__Dataset extract__:

%%

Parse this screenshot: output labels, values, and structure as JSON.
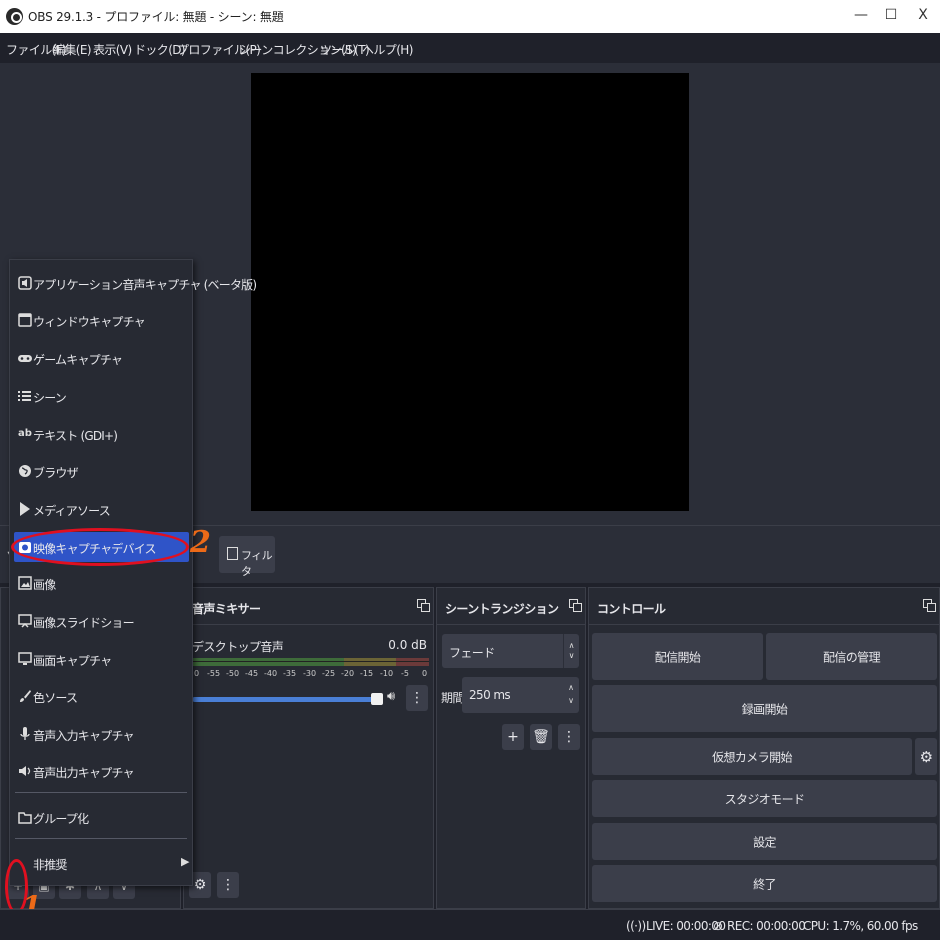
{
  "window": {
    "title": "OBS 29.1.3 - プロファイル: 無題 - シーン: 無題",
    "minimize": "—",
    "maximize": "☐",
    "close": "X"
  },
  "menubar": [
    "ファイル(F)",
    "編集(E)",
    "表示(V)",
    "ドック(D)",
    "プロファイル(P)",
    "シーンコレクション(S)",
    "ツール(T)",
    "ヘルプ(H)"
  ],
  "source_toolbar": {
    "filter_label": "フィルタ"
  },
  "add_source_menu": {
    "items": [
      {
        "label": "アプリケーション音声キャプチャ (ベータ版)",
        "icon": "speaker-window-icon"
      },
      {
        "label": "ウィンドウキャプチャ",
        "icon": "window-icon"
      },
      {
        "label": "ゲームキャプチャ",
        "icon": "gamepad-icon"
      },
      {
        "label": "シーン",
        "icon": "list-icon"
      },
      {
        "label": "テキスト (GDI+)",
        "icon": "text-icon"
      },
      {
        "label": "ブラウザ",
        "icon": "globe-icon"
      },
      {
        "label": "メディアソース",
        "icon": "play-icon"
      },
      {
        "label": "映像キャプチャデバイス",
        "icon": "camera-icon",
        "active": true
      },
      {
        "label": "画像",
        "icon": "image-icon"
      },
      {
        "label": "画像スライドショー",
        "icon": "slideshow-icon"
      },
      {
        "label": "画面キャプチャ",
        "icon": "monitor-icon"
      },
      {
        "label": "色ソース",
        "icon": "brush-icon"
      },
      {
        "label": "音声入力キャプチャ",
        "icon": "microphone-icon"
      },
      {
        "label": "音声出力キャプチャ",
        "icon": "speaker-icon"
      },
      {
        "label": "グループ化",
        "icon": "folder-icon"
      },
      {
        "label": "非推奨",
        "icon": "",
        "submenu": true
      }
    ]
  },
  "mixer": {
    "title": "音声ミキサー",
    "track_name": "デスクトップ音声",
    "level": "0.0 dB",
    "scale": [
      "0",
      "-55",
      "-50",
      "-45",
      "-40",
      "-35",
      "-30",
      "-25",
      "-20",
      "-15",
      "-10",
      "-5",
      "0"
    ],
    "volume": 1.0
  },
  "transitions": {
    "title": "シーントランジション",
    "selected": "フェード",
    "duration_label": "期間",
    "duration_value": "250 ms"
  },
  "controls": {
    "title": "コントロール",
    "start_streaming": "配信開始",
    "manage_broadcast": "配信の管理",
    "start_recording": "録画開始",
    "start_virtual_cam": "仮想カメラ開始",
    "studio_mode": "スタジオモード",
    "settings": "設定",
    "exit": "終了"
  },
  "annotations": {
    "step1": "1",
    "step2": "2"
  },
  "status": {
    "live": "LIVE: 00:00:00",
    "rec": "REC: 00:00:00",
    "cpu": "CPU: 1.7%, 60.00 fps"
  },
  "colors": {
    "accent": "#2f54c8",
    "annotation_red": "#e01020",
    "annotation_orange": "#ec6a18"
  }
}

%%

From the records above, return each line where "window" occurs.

  "window": {
        "icon": "speaker-window-icon"
        "icon": "window-icon"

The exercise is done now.